Data records for software interfaces
=== Begin Enclosure ===
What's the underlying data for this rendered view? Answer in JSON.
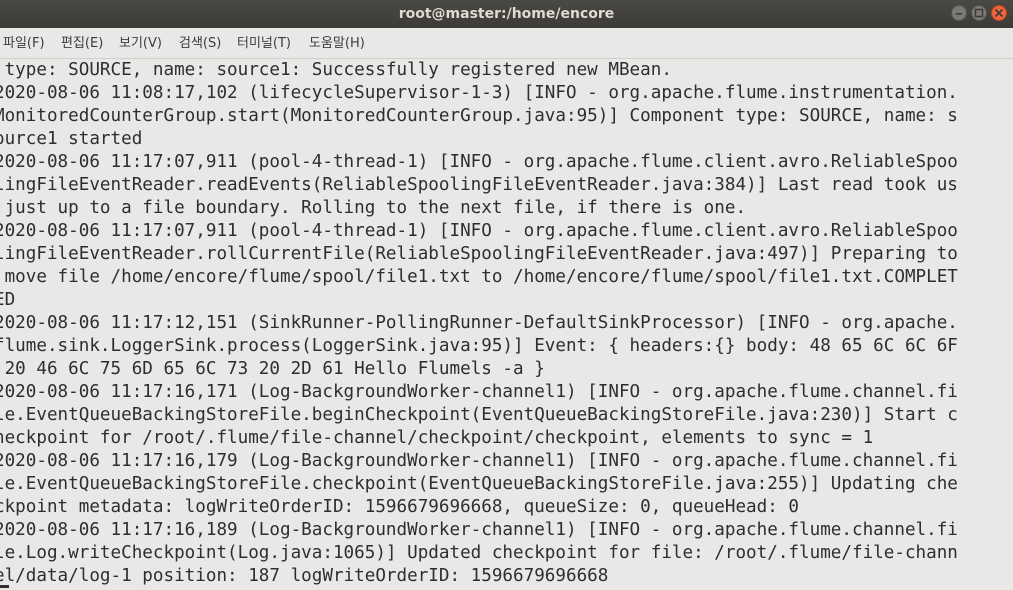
{
  "window": {
    "title": "root@master:/home/encore",
    "buttons": [
      {
        "name": "minimize",
        "icon": "minimize-icon"
      },
      {
        "name": "maximize",
        "icon": "maximize-icon"
      },
      {
        "name": "close",
        "icon": "close-icon",
        "color": "#f0663c"
      }
    ]
  },
  "menubar": {
    "items": [
      {
        "label": "파일(F)"
      },
      {
        "label": "편집(E)"
      },
      {
        "label": "보기(V)"
      },
      {
        "label": "검색(S)"
      },
      {
        "label": "터미널(T)"
      },
      {
        "label": "도움말(H)"
      }
    ]
  },
  "terminal": {
    "background": "#e8e8e7",
    "foreground": "#2e2e2e",
    "lines": [
      " type: SOURCE, name: source1: Successfully registered new MBean.",
      "2020-08-06 11:08:17,102 (lifecycleSupervisor-1-3) [INFO - org.apache.flume.instrumentation.",
      "MonitoredCounterGroup.start(MonitoredCounterGroup.java:95)] Component type: SOURCE, name: s",
      "ource1 started",
      "2020-08-06 11:17:07,911 (pool-4-thread-1) [INFO - org.apache.flume.client.avro.ReliableSpoo",
      "lingFileEventReader.readEvents(ReliableSpoolingFileEventReader.java:384)] Last read took us",
      " just up to a file boundary. Rolling to the next file, if there is one.",
      "2020-08-06 11:17:07,911 (pool-4-thread-1) [INFO - org.apache.flume.client.avro.ReliableSpoo",
      "lingFileEventReader.rollCurrentFile(ReliableSpoolingFileEventReader.java:497)] Preparing to",
      " move file /home/encore/flume/spool/file1.txt to /home/encore/flume/spool/file1.txt.COMPLET",
      "ED",
      "2020-08-06 11:17:12,151 (SinkRunner-PollingRunner-DefaultSinkProcessor) [INFO - org.apache.",
      "flume.sink.LoggerSink.process(LoggerSink.java:95)] Event: { headers:{} body: 48 65 6C 6C 6F",
      " 20 46 6C 75 6D 65 6C 73 20 2D 61 Hello Flumels -a }",
      "2020-08-06 11:17:16,171 (Log-BackgroundWorker-channel1) [INFO - org.apache.flume.channel.fi",
      "le.EventQueueBackingStoreFile.beginCheckpoint(EventQueueBackingStoreFile.java:230)] Start c",
      "heckpoint for /root/.flume/file-channel/checkpoint/checkpoint, elements to sync = 1",
      "2020-08-06 11:17:16,179 (Log-BackgroundWorker-channel1) [INFO - org.apache.flume.channel.fi",
      "le.EventQueueBackingStoreFile.checkpoint(EventQueueBackingStoreFile.java:255)] Updating che",
      "ckpoint metadata: logWriteOrderID: 1596679696668, queueSize: 0, queueHead: 0",
      "2020-08-06 11:17:16,189 (Log-BackgroundWorker-channel1) [INFO - org.apache.flume.channel.fi",
      "le.Log.writeCheckpoint(Log.java:1065)] Updated checkpoint for file: /root/.flume/file-chann",
      "el/data/log-1 position: 187 logWriteOrderID: 1596679696668"
    ]
  }
}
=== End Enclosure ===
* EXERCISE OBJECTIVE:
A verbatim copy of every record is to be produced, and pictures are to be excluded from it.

* REPLY:
What's the underlying data for this rendered view? Answer in JSON.
{
  "window": {
    "title": "root@master:/home/encore",
    "buttons": [
      {
        "name": "minimize",
        "icon": "minimize-icon"
      },
      {
        "name": "maximize",
        "icon": "maximize-icon"
      },
      {
        "name": "close",
        "icon": "close-icon",
        "color": "#f0663c"
      }
    ]
  },
  "menubar": {
    "items": [
      {
        "label": "파일(F)"
      },
      {
        "label": "편집(E)"
      },
      {
        "label": "보기(V)"
      },
      {
        "label": "검색(S)"
      },
      {
        "label": "터미널(T)"
      },
      {
        "label": "도움말(H)"
      }
    ]
  },
  "terminal": {
    "background": "#e8e8e7",
    "foreground": "#2e2e2e",
    "lines": [
      " type: SOURCE, name: source1: Successfully registered new MBean.",
      "2020-08-06 11:08:17,102 (lifecycleSupervisor-1-3) [INFO - org.apache.flume.instrumentation.",
      "MonitoredCounterGroup.start(MonitoredCounterGroup.java:95)] Component type: SOURCE, name: s",
      "ource1 started",
      "2020-08-06 11:17:07,911 (pool-4-thread-1) [INFO - org.apache.flume.client.avro.ReliableSpoo",
      "lingFileEventReader.readEvents(ReliableSpoolingFileEventReader.java:384)] Last read took us",
      " just up to a file boundary. Rolling to the next file, if there is one.",
      "2020-08-06 11:17:07,911 (pool-4-thread-1) [INFO - org.apache.flume.client.avro.ReliableSpoo",
      "lingFileEventReader.rollCurrentFile(ReliableSpoolingFileEventReader.java:497)] Preparing to",
      " move file /home/encore/flume/spool/file1.txt to /home/encore/flume/spool/file1.txt.COMPLET",
      "ED",
      "2020-08-06 11:17:12,151 (SinkRunner-PollingRunner-DefaultSinkProcessor) [INFO - org.apache.",
      "flume.sink.LoggerSink.process(LoggerSink.java:95)] Event: { headers:{} body: 48 65 6C 6C 6F",
      " 20 46 6C 75 6D 65 6C 73 20 2D 61 Hello Flumels -a }",
      "2020-08-06 11:17:16,171 (Log-BackgroundWorker-channel1) [INFO - org.apache.flume.channel.fi",
      "le.EventQueueBackingStoreFile.beginCheckpoint(EventQueueBackingStoreFile.java:230)] Start c",
      "heckpoint for /root/.flume/file-channel/checkpoint/checkpoint, elements to sync = 1",
      "2020-08-06 11:17:16,179 (Log-BackgroundWorker-channel1) [INFO - org.apache.flume.channel.fi",
      "le.EventQueueBackingStoreFile.checkpoint(EventQueueBackingStoreFile.java:255)] Updating che",
      "ckpoint metadata: logWriteOrderID: 1596679696668, queueSize: 0, queueHead: 0",
      "2020-08-06 11:17:16,189 (Log-BackgroundWorker-channel1) [INFO - org.apache.flume.channel.fi",
      "le.Log.writeCheckpoint(Log.java:1065)] Updated checkpoint for file: /root/.flume/file-chann",
      "el/data/log-1 position: 187 logWriteOrderID: 1596679696668"
    ]
  }
}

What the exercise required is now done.